2. Audience members choose what each group/ performer plays by adding the cards to the board. Each card and slot on the board lasts for 20 seconds.
3. There are also ‘fixed cards’ containing parts for all three groups. Audience members can choose to place these on the board within a 20-second slot.
4. There are more cards than blank spaces: they do not all have to go on the board and every performer does not have to be playing all the time.
5. There are also ‘fixed material’ cards created by the composer featuring scored music. They are fixed vertical units which also last 20 seconds. These can be placed anywhere on the board or not at all.

Instructions for the players:

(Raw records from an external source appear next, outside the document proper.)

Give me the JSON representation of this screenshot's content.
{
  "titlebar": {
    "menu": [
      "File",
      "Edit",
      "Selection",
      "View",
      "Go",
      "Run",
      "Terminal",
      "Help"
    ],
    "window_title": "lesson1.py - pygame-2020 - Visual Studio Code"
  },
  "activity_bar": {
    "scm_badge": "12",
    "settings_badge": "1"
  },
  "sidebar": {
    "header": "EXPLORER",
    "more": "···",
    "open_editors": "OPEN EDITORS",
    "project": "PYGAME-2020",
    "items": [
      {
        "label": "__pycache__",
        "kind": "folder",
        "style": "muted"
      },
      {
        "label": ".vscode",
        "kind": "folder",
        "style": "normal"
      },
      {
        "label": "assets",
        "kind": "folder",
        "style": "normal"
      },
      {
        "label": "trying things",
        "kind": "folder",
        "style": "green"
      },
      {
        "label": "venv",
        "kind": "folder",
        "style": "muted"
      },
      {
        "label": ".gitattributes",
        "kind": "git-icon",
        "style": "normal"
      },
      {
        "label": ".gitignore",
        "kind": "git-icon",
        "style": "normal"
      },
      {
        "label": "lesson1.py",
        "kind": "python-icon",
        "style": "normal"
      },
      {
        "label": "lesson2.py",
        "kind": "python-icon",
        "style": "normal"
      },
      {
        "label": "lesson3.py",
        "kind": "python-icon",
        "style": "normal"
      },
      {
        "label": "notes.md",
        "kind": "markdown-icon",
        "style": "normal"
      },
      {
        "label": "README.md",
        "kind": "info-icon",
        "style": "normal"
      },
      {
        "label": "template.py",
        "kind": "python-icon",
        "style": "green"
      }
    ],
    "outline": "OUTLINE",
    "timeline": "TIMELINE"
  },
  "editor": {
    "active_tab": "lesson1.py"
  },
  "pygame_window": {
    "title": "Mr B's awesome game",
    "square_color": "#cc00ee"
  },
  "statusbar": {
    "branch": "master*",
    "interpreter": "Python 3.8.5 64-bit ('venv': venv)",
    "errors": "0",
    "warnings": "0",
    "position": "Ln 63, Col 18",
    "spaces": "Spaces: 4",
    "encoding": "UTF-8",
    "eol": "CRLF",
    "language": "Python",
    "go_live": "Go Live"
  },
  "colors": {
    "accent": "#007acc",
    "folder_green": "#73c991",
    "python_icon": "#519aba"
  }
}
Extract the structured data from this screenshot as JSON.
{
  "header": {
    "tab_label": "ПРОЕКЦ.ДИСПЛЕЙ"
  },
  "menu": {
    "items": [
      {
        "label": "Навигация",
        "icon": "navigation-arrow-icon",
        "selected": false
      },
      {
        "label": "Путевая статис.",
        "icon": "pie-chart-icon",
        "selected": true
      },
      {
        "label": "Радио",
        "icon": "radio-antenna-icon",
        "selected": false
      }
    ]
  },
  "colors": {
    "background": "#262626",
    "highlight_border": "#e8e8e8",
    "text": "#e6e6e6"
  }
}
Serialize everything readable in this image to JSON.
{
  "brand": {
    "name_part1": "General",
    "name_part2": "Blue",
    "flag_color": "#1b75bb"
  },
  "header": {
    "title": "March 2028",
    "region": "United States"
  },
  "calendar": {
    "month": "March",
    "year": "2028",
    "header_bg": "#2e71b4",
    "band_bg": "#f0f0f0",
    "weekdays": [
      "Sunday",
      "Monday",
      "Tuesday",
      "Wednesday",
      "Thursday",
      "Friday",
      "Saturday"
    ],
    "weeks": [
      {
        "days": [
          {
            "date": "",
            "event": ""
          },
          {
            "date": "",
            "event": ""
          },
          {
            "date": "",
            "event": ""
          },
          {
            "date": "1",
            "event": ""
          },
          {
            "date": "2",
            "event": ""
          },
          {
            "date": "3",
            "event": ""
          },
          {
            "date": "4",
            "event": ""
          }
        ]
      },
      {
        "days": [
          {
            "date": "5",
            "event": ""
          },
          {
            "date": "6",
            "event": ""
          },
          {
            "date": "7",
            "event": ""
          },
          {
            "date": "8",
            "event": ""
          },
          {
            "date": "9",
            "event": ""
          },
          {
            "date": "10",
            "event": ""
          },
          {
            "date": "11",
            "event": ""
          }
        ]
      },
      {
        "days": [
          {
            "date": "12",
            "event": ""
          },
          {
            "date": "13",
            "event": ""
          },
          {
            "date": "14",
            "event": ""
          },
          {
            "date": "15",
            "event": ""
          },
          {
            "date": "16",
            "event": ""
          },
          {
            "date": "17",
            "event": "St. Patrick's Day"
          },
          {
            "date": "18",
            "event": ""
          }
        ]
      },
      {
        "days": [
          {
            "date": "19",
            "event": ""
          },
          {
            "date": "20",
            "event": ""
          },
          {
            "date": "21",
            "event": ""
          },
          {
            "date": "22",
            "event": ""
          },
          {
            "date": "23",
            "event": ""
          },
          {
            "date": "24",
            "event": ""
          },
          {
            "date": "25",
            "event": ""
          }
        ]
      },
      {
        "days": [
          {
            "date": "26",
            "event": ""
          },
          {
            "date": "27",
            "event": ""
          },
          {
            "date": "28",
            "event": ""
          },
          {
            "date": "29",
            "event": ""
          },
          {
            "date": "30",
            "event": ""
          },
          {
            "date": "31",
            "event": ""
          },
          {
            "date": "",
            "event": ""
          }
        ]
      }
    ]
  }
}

1. This piece is written for 3 soloists or 3 groups of performers. The audience can choose the groups if more than 3 players are present, however, depending on time constraints the performers may choose instead.
2. A conductor should be present to cue changes and to provide tempo when necessary.
3. Performers should spend 20 seconds on each card before moving smoothly to the next card.
Performers can interpret what is written however they wish, including what octaves to play any written pitches etc.
4. On the individual cards with written pitches, tempo can be interpreted however the individual wishes. The fixed cards with all three groups are the only cards with a specific tempo.
5. If a percussionist using non-pitched instruments is present, they should follow the rhythms notated of melodic cells.
6. Most of the fixed cards do not have a specific time signature. The conductor should beat crotchets so players are in time. Repeat the written motifs until the next change.
7. Performers do not have to play what is asked of them if it is not feasible on their instrument- it is just as important to acknowledge when we can’t do something. If you are in groups of players, it is suggested to leave other members of the group to play what is written if they can.
8. Players can opt out of sections and leave other performers in the group to perform actions if they wish.
9. Techniques such as bow changes, breaths and any other practical performance issues are free for the performer to decide as necessary.

 

Late Music Ensemble conducted by James Whittle, York Unitarian Chapel, 01/07/2017
Recording engineered by Lynette Quek.